Judge Belvin Perry added another $119,000 to the bill she owes four law enforcement agencies in central Florida, bringing the total to more than $217,000. That’s still short of the $500,000 prosecutors were seeking.
The additional amount comes from the Orange County Sheriff’s Office providing the judge with more details about their costs. The judge said in the earlier order that the Sheriff’s Office hadn’t sufficiently broken down the costs of its investigation from mid-July through September 2008.
Anthony was acquitted in July on charges of murdering her daughter, Caylee. But the 25-year-old was convicted of four misdemeanor counts of lying to authorities.
She told officers a baby sitter had kidnapped the child. Authorities later learned the baby sitter never existed.
NTSB suspects part fell off plane
LAS VEGAS – Federal investigators are looking at evidence that something fell off a modified World War II-era racing aircraft as it climbed, rolled and crashed nose-first into spectators, killing 11 during air races in Reno last week, according to a preliminary report released Friday.
The one-week National Transportation Safety Board summary of evidence collected after the Sept. 16 crash at Reno-Stead Airport puts the number of injured at 74.
The report made no conclusions and noted that investigators are trying to extract clues from an onboard data box and camera equipment believed to be from the plane. A final report with findings could take more than a year.
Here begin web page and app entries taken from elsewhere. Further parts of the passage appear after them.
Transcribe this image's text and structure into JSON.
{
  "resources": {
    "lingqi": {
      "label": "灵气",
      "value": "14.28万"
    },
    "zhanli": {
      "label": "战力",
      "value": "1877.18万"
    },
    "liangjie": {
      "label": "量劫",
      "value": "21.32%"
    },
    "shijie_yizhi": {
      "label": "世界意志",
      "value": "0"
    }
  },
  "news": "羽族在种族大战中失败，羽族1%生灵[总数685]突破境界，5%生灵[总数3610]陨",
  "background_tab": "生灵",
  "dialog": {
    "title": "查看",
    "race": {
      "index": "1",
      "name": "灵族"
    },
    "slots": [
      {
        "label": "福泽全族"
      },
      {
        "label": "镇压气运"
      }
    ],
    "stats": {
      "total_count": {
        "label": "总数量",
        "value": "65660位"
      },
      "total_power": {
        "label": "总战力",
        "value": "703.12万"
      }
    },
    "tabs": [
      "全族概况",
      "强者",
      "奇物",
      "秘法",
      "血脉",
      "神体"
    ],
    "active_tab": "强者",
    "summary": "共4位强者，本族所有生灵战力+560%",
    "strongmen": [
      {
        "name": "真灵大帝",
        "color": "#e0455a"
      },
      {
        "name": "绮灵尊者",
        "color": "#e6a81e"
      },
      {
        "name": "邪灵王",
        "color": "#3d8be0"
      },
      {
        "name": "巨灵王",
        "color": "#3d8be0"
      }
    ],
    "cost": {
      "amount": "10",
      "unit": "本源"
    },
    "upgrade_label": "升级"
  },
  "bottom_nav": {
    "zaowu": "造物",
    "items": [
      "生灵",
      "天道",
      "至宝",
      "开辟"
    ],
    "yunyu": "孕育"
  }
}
The NTSB cited photo and video evidence that a piece fell off the aircraft after the pilot completed several laps and made a steep left turn toward the home pylon and grandstand. The plane banked suddenly left, then right, turned away from the race course and pitched into a steep nose-high climb, the report said.
Former refugee tapped for bench
WASHINGTON – Judge Jacqueline Nguyen had never met a lawyer before attending law school at UCLA. She fled Vietnam during the fall of Saigon with her parents and five siblings, all younger than 11, and started life in the U.S. living in a tent city with other refugees at Camp Pendleton in California.
Now President Barack Obama has nominated Nguyen, who two years ago became the first Vietnamese-American woman to serve as a federal judge, to the United States Court of Appeals for the 9th Circuit in San Francisco.
“Judge Nguyen has been a trailblazer, displaying an outstanding commitment to public service throughout her career,” Obama said.
After fleeing Vietnam, Nguyen’s parents saved enough money to open a doughnut shop in North Hollywood.
Her mother cleaned dental offices at night and peeled apples for a pie company, jobs Nguyen would often help with, as her father transitioned from being a major in the South Vietnamese Army to being an overnight-shift worker at a bank and a gas attendant.
She said that working with Asian immigrants while in law school “reminded me of how lost we were.”